Split among tribal lines, different regions and degrees of religiosity, Libya’s tapestry of tribal groups and militias had, according to Abushagur, made his task all but impossible since he was appointed Prime Minister on Sept. 12. Libyans hoped the election would bring a peaceful transition. But as Libya’s legislators cast their votes, Abushagur, who had been the Deputy Prime Minister until then, squeaked in with only a two-vote lead over his more liberal opponent, Mahmoud Jibril. The result was a scramble for Cabinet posts among competing factions, with Abushagur winning little clear mandate to govern.
Among the team he proposed on Sunday, for example, were three Deputy Prime Ministers who would each represent Libya’s South, East and West — regions separated by thousands of kilometers and each with entrenched local tribal authorities. And having failed to find a Foreign Minister who would please the various groups, Abushagur appointed himself to the role. Now out of government entirely, he went on state television on Monday, warning that the power vacuum could leave the country deeply vulnerable to violence, saying, “Libya is now facing dangerous challenges that threaten its stability and national unity.”
On the face of it, there is no clear link between the political turmoil in Tripoli and the attack against the U.S. consulate in the eastern city of Benghazi on Sept. 11, which killed Ambassador Chris Stevens and three others and which is now the subject of a congressional investigation in Washington.
Yet in interviews, Libyans say the sense of drift in the capital has underscored growing concerns over insecurity in the country, as well as a suspicion that the government is not capable of cracking down on armed militias — and even perhaps is unwilling to do so, for fear of inspiring further attacks. “We haven’t seen anything from them,” says Fathi Baja, a liberal politician in Benghazi and one of the rebel leaders in last year’s revolution, speaking by phone from Benghazi. Baja, who had shared breakfast with Stevens the morning of the attack, says the government has been impotent in pursuing the culprits. “They want to show the international community that they are taking steps in pursuing these people, but they are doing nothing,” he says. “They know who is who, but they do not want to take serious steps.”
The fallout from the calamitous assault on the U.S. consulate is not the only potential for violence, however.

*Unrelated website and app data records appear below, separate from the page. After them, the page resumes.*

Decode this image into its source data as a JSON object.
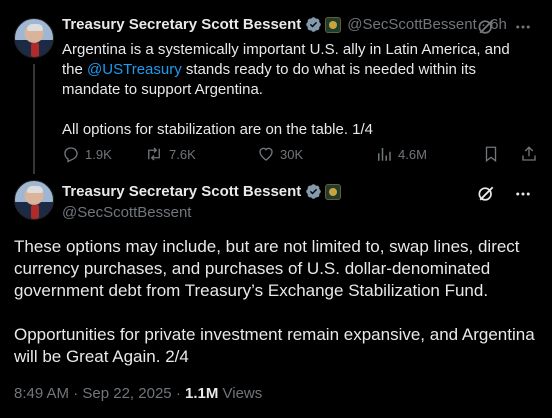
{
  "tweet1": {
    "author_name": "Treasury Secretary Scott Bessent",
    "handle": "@SecScottBessent",
    "separator": "·",
    "time": "6h",
    "text_part1": "Argentina is a systemically important U.S. ally in Latin America, and the ",
    "mention": "@USTreasury",
    "text_part2": " stands ready to do what is needed within its mandate to support Argentina.",
    "text_para2": "All options for stabilization are on the table. 1/4",
    "replies": "1.9K",
    "reposts": "7.6K",
    "likes": "30K",
    "views": "4.6M"
  },
  "tweet2": {
    "author_name": "Treasury Secretary Scott Bessent",
    "handle": "@SecScottBessent",
    "text_para1": "These options may include, but are not limited to, swap lines, direct currency purchases, and purchases of U.S. dollar-denominated government debt from Treasury’s Exchange Stabilization Fund.",
    "text_para2": "Opportunities for private investment remain expansive, and Argentina will be Great Again. 2/4",
    "time": "8:49 AM",
    "date_sep": "·",
    "date": "Sep 22, 2025",
    "meta_sep": "·",
    "views_count": "1.1M",
    "views_label": "Views"
  },
  "icons": {
    "verified": "verified-badge-icon",
    "gov": "government-seal-icon",
    "grok": "grok-icon",
    "more": "more-icon",
    "reply": "reply-icon",
    "repost": "repost-icon",
    "like": "heart-icon",
    "views": "views-icon",
    "bookmark": "bookmark-icon",
    "share": "share-icon"
  },
  "colors": {
    "background": "#000000",
    "text": "#e7e9ea",
    "secondary": "#71767b",
    "link": "#1d9bf0"
  }
}
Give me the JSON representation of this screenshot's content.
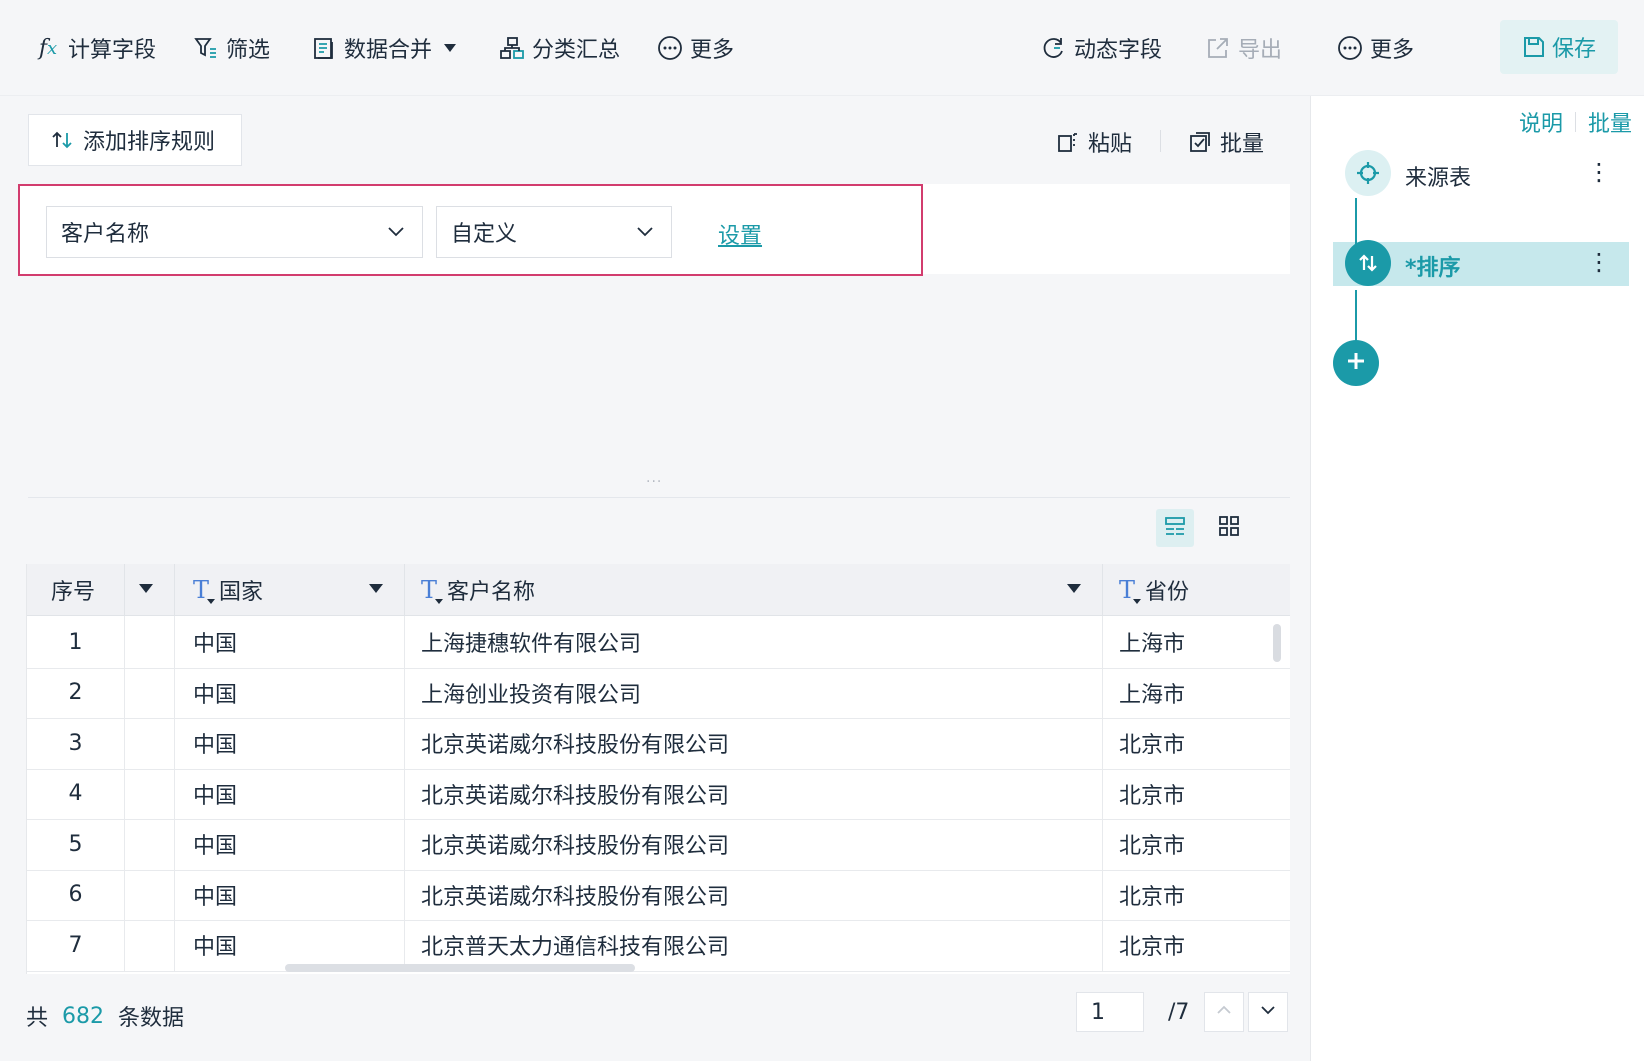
{
  "toolbar": {
    "calc_field": "计算字段",
    "filter": "筛选",
    "merge": "数据合并",
    "group_summary": "分类汇总",
    "more_left": "更多",
    "dynamic_field": "动态字段",
    "export": "导出",
    "more_right": "更多",
    "save": "保存"
  },
  "sort_panel": {
    "add_rule": "添加排序规则",
    "paste": "粘贴",
    "batch": "批量",
    "rule": {
      "field": "客户名称",
      "order": "自定义",
      "settings_link": "设置"
    }
  },
  "table": {
    "headers": [
      "序号",
      "国家",
      "客户名称",
      "省份"
    ],
    "rows": [
      [
        "1",
        "中国",
        "上海捷穗软件有限公司",
        "上海市"
      ],
      [
        "2",
        "中国",
        "上海创业投资有限公司",
        "上海市"
      ],
      [
        "3",
        "中国",
        "北京英诺威尔科技股份有限公司",
        "北京市"
      ],
      [
        "4",
        "中国",
        "北京英诺威尔科技股份有限公司",
        "北京市"
      ],
      [
        "5",
        "中国",
        "北京英诺威尔科技股份有限公司",
        "北京市"
      ],
      [
        "6",
        "中国",
        "北京英诺威尔科技股份有限公司",
        "北京市"
      ],
      [
        "7",
        "中国",
        "北京普天太力通信科技有限公司",
        "北京市"
      ]
    ]
  },
  "footer": {
    "prefix": "共",
    "count": "682",
    "suffix": "条数据",
    "current_page": "1",
    "total_pages": "/7"
  },
  "side_panel": {
    "help": "说明",
    "batch": "批量",
    "steps": [
      {
        "label": "来源表"
      },
      {
        "label": "*排序"
      }
    ]
  },
  "colors": {
    "accent": "#1b9aa8",
    "highlight_frame": "#d23c6e",
    "text": "#1f2d3d",
    "disabled": "#a6adb7"
  }
}
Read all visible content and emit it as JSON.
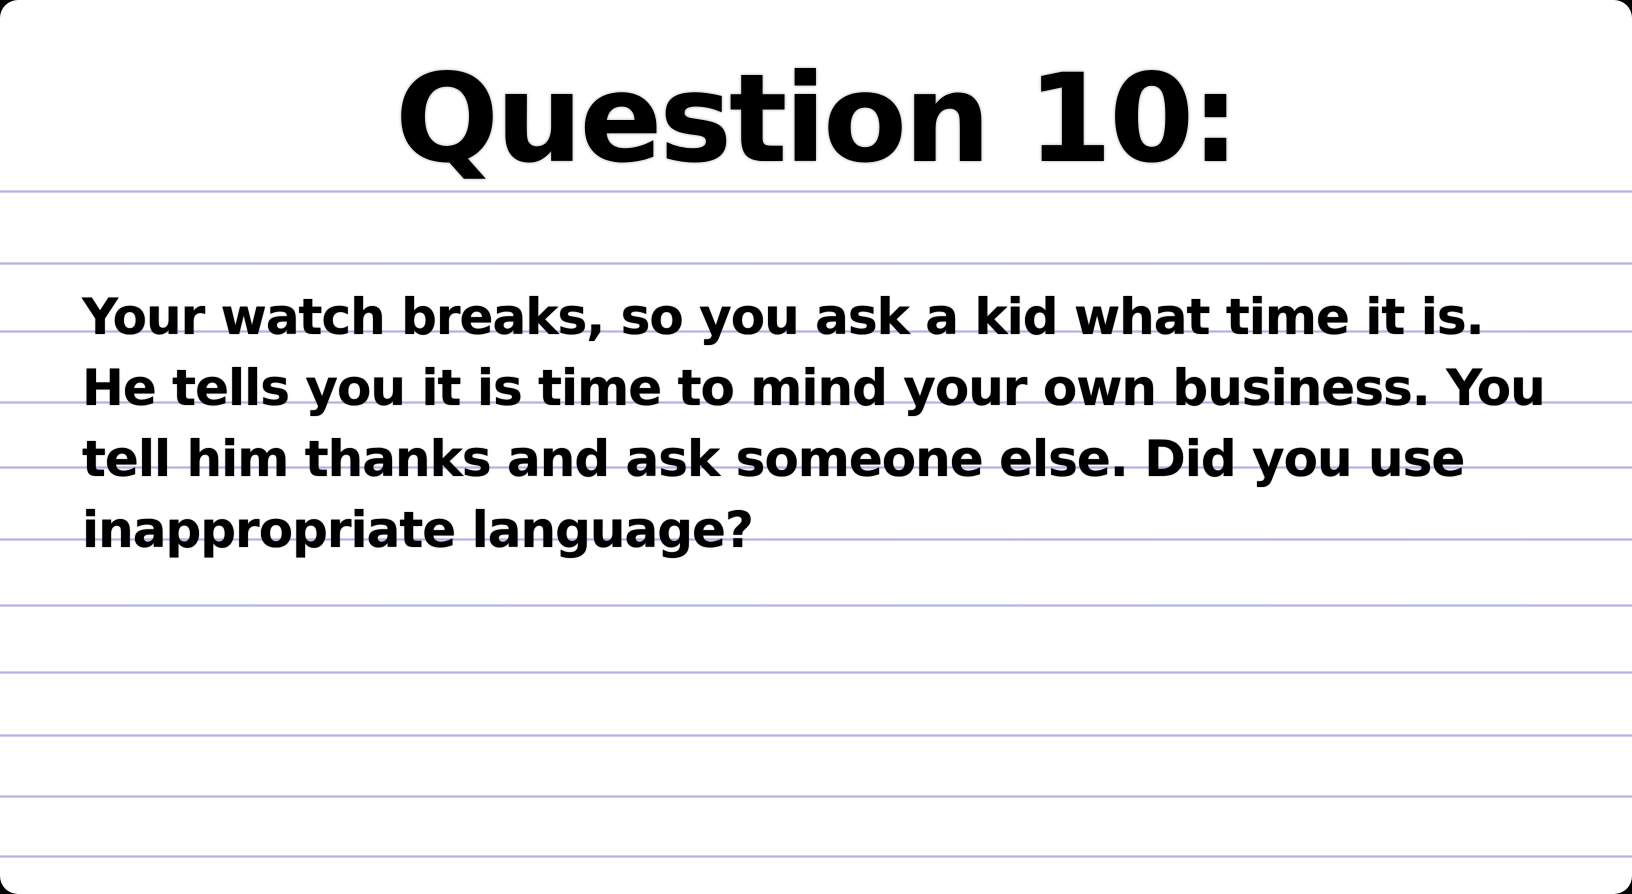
{
  "slide": {
    "title": "Question 10:",
    "question_text": "Your watch breaks, so you ask a kid what time it is. He tells you it is time to mind your own business. You tell him thanks and ask someone else. Did you use inappropriate language?"
  },
  "colors": {
    "background": "#ffffff",
    "rule_line": "#a8a8e0",
    "text": "#000000"
  }
}
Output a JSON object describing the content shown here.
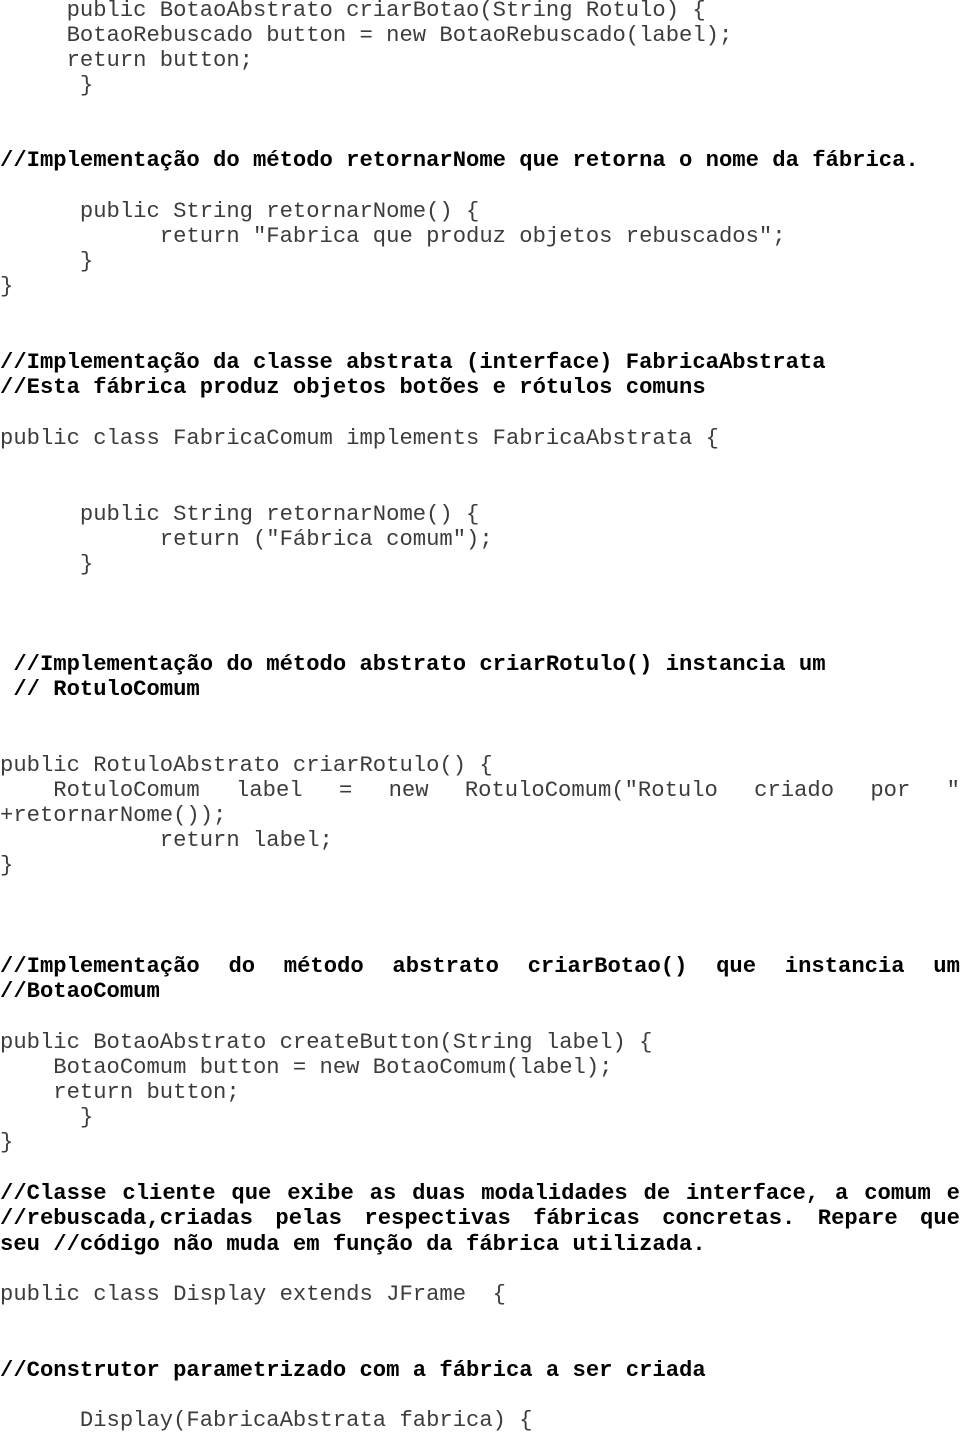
{
  "document": {
    "lines": {
      "l01": "     public BotaoAbstrato criarBotao(String Rotulo) {",
      "l02": "     BotaoRebuscado button = new BotaoRebuscado(label);",
      "l03": "     return button;",
      "l04": "      }",
      "l05": "//Implementação do método retornarNome que retorna o nome da fábrica.",
      "l06": "      public String retornarNome() {",
      "l07": "            return \"Fabrica que produz objetos rebuscados\";",
      "l08": "      }",
      "l09": "}",
      "l10": "//Implementação da classe abstrata (interface) FabricaAbstrata",
      "l11": "//Esta fábrica produz objetos botões e rótulos comuns",
      "l12": "public class FabricaComum implements FabricaAbstrata {",
      "l13": "      public String retornarNome() {",
      "l14": "            return (\"Fábrica comum\");",
      "l15": "      }",
      "l16": " //Implementação do método abstrato criarRotulo() instancia um",
      "l17": " // RotuloComum",
      "l18": "public RotuloAbstrato criarRotulo() {",
      "l19_words": [
        "    RotuloComum",
        "label",
        "=",
        "new",
        "RotuloComum(\"Rotulo",
        "criado",
        "por",
        "\""
      ],
      "l20": "+retornarNome());",
      "l21": "            return label;",
      "l22": "}",
      "l23_words": [
        "//Implementação",
        "do",
        "método",
        "abstrato",
        "criarBotao()",
        "que",
        "instancia",
        "um"
      ],
      "l24": "//BotaoComum",
      "l25": "public BotaoAbstrato createButton(String label) {",
      "l26": "    BotaoComum button = new BotaoComum(label);",
      "l27": "    return button;",
      "l28": "      }",
      "l29": "}",
      "l30_words": [
        "//Classe",
        "cliente",
        "que",
        "exibe",
        "as",
        "duas",
        "modalidades",
        "de",
        "interface,",
        "a",
        "comum",
        "e"
      ],
      "l31_words": [
        "//rebuscada,criadas",
        "pelas",
        "respectivas",
        "fábricas",
        "concretas.",
        "Repare",
        "que"
      ],
      "l32": "seu //código não muda em função da fábrica utilizada.",
      "l33": "public class Display extends JFrame  {",
      "l34": "//Construtor parametrizado com a fábrica a ser criada",
      "l35": "      Display(FabricaAbstrata fabrica) {"
    }
  }
}
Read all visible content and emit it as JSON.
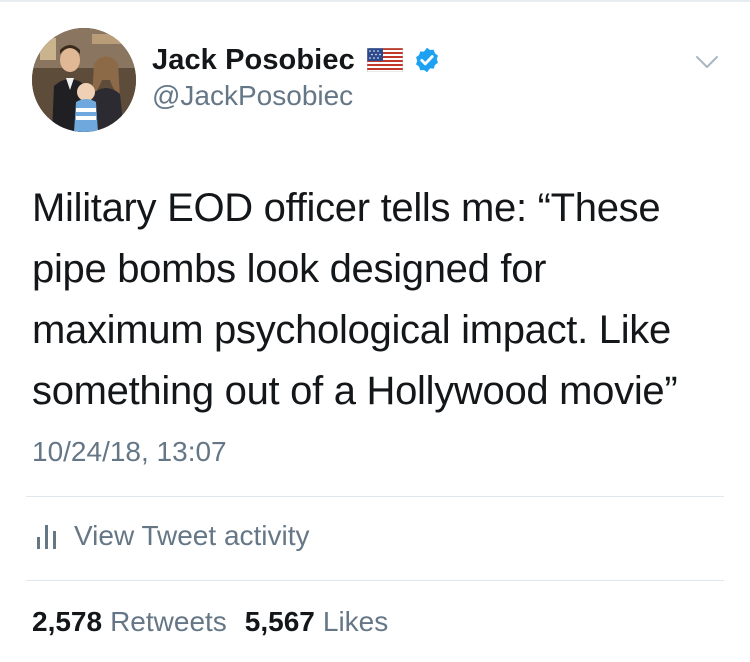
{
  "user": {
    "display_name": "Jack Posobiec",
    "handle": "@JackPosobiec",
    "flag_icon": "us-flag-icon",
    "verified_icon": "verified-badge-icon",
    "verified_color": "#1da1f2"
  },
  "tweet": {
    "text": "Military EOD officer tells me: “These\npipe bombs look designed for\nmaximum psychological impact. Like\nsomething out of a Hollywood movie”",
    "timestamp": "10/24/18, 13:07"
  },
  "activity": {
    "icon": "bar-chart-icon",
    "label": "View Tweet activity"
  },
  "stats": {
    "retweets_count": "2,578",
    "retweets_label": "Retweets",
    "likes_count": "5,567",
    "likes_label": "Likes"
  },
  "menu": {
    "icon": "chevron-down-icon"
  },
  "colors": {
    "text_primary": "#14171a",
    "text_secondary": "#657786",
    "divider": "#e1e8ed",
    "accent": "#1da1f2"
  }
}
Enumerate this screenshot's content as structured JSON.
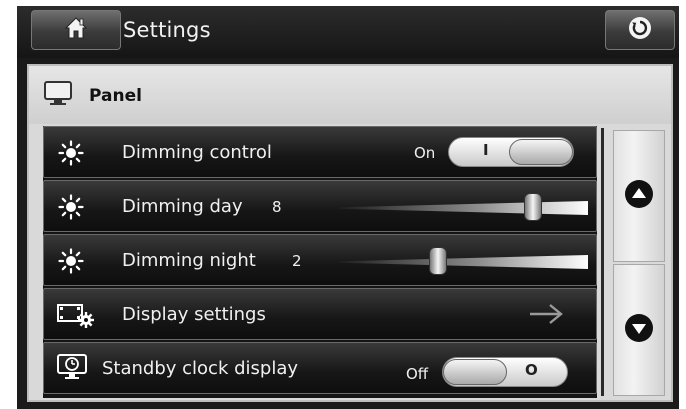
{
  "header": {
    "title": "Settings",
    "home_icon": "home-icon",
    "back_icon": "back-icon"
  },
  "panel": {
    "title": "Panel",
    "icon": "monitor-icon"
  },
  "rows": [
    {
      "label": "Dimming control",
      "icon": "sun-icon",
      "type": "toggle",
      "state_label": "On",
      "toggle_mark": "I",
      "state": true
    },
    {
      "label": "Dimming day",
      "icon": "sun-icon",
      "type": "slider",
      "value": "8",
      "level": 0.78
    },
    {
      "label": "Dimming night",
      "icon": "sun-icon",
      "type": "slider",
      "value": "2",
      "level": 0.4
    },
    {
      "label": "Display settings",
      "icon": "display-settings-icon",
      "type": "link"
    },
    {
      "label": "Standby clock display",
      "icon": "clock-display-icon",
      "type": "toggle",
      "state_label": "Off",
      "toggle_mark": "O",
      "state": false
    }
  ],
  "scroll": {
    "up_icon": "arrow-up-icon",
    "down_icon": "arrow-down-icon"
  },
  "colors": {
    "accent": "#ffffff",
    "bar_dark": "#151515",
    "panel_bg": "#d9d9d9"
  }
}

For weeks, militia fighters who fought alongside Gaddafi in last year’s war have holed up in the former leader’s stronghold of Bani Walid, about 170 km southeast of Tripoli, threatening to create their own well-armed ministate. Libya’s fledgling national military has surrounded the town, but so far has been unable to disarm those inside. The crisis escalated after Omran Shabaan, the 22-year-old fighter believed to have killed Gaddafi in a gun battle in Sirte last Oct. 20, died in late September of wounds inflicted by pro-Gaddafi supporters, who kidnapped and tortured him over 50 days in Bani Walid.
In the aftermath of Shabaan’s death, bitter schisms have reemerged between those who fought with Gaddafi and those who waged the revolution, sparking fears that Gaddafi loyalists might choose to launch an attack on the anniversary of the leader’s death, in 12 days’ time. “The situation in Bani Walid could explode if it is not dealt with wisely,” Abushagur told Libyans last night on television.
To those who have watched Libya for years, the political turmoil has come as no surprise. Ethan Chorin, a former U.S. diplomat in Tripoli in the mid-2000s and author of a new book on last year’s revolution titled Exit the Colonel, says the country’s politicians are rived between those who support the Muslim Brotherhood — whom Abushagur had included in his Cabinet — and those who do not, like Mahmoud Jibril, who served as Prime Minister last year and whose liberal coalition was excluded from the new government. There are also divisions between the returned exiles, like Abushagur, and those who spent years living under Gaddafi, as both Baja and Jibril did. Abushagur’s status as a U.S. citizen had also become a source of suspicion among many Libyans. “All have become points of contention,” says Chorin. “The Benghazi attack has heightened the pitch of these quarrels.”